There are two shows with the new central family, the Washingtons on this album. The first, "The Defining Moment", is the weakest episode on the album, though it's not all that bad of an episode. We get some character development for the Washington family and they start to seem like normal people, even if the situations seem more appropriate for the 1980's. I haven't heard of a community baseball team in ages, and I live in a rural part of the US!

The second Washington episode, "Mystery at Tin Flat," is another interesting mystery, even if it is somewhat reminiscent of an old Scooby-Doo episode minus the ghosts. Xavier's character receives the most development in this episode and, after their rocky start, I can accept that the Washingtons are normal people and I can begin to relate to them. Of course no one could ever replace the Barclay family, but they are a much better attempt than the Mulligans or Shepherds.

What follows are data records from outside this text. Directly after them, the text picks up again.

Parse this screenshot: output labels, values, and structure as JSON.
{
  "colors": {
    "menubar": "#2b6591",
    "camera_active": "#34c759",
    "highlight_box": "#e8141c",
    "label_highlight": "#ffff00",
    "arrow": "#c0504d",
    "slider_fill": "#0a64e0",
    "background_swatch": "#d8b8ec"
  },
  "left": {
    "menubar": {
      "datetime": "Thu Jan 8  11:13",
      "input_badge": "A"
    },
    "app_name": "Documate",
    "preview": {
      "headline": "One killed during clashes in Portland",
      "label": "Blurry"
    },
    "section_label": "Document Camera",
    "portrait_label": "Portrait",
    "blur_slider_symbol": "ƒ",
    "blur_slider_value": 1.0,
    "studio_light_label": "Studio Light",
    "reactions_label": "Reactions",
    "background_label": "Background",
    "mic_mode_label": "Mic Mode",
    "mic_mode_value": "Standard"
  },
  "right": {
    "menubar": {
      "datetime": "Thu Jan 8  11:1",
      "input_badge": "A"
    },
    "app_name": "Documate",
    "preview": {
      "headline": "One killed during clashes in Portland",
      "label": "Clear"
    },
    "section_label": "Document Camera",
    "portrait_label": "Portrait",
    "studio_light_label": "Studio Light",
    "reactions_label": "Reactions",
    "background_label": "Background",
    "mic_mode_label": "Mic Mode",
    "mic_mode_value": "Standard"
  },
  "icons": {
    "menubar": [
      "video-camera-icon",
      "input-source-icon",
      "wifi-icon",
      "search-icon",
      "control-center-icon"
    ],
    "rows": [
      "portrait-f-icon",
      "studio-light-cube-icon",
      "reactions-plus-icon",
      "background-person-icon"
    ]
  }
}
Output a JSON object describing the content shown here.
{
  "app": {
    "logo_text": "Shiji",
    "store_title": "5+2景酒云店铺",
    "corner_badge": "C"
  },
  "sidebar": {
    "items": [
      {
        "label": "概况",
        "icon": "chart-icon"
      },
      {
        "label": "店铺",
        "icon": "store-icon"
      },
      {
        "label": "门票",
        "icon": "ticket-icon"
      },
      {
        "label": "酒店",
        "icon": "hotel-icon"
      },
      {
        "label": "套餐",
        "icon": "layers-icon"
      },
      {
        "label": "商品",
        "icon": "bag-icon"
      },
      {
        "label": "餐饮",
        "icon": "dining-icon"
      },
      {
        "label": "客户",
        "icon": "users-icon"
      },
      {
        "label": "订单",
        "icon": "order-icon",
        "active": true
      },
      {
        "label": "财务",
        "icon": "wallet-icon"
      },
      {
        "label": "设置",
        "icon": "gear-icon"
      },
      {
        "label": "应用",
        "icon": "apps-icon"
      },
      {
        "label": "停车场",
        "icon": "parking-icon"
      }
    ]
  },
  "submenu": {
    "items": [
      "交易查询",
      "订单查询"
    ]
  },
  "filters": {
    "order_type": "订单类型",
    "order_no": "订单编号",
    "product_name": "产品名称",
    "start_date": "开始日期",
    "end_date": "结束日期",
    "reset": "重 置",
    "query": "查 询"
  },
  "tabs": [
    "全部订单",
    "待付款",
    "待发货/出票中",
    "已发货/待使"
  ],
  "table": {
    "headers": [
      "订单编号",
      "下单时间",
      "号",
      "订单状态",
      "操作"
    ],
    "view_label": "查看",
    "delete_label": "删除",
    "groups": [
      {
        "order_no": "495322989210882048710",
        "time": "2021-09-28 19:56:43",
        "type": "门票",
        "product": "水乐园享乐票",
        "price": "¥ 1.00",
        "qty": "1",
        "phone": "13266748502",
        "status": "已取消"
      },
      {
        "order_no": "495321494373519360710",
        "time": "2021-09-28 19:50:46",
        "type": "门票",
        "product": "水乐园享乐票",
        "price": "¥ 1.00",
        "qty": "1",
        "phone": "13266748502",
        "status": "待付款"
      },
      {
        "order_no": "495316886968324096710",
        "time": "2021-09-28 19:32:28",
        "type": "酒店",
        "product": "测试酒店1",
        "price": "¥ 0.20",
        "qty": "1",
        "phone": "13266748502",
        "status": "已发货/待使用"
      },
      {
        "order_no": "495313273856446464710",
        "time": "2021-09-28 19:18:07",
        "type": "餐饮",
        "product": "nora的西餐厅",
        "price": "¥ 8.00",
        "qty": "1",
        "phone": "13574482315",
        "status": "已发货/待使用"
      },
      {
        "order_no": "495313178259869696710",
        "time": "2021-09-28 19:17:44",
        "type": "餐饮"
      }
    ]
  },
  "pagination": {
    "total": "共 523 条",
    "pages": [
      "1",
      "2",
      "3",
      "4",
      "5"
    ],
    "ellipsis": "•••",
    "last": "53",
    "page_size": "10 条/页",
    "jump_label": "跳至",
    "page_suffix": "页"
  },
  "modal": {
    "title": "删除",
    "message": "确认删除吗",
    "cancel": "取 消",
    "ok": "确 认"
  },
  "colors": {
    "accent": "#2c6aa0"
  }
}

The album closes with the three-part "Here Today, Gone Tomorrow?" which marks the return of June Kendall to the show. Her last episode was so long ago, album #27 to be precise, that it seems a little strange at first to hear from her as if Connie has been living with her all along. I always liked June and Maggie Malloy does a great job with the character. I hope she sticks around for awhile.

While it seems a little early to have some of the Novacom "baddies" return so soon, the way it is handled is nice. The mystery in this episode is on par with some of the classic episodes ("The Perfect Witness", etc.). Kathy Buchanan did a great job. This is also another (seemingly) good ending to the Connie/Mitch story line. While there have been certain episodes in that story line that I liked, I have never been a big fan of it at all, and it's nice to see it end in a good, realistic way. Now maybe Connie can get on with her life?

This story was originally supposed to only be a two-part episode. The AIO team made a very wise choice the week before recording and decided that it should be expanded to a three-part show. I wish this would be done more often, there are dozens of episodes in the last few years that should have been expanded but were cut short because of having to be limited to one or two 25-minute slots. I commend the AIO team for seizing upon one of the times an episode should have been expanded and doing so, especially on such short notice! I believe "The Pact" was also done this way so I hope AIO makes a habit of doing so when needed.

This album is another great album to return us to 'normal' Odyssey. The stories, production quality, and general feel of the whole album are back to where we were with albums 29-32, which is one of my favorite periods of AIO history. It leaves me anxious for the next album!

Favorite Episode: "Here Today, Gone Tomorrow?"

Rating: 4 stars


This album came out September 2003.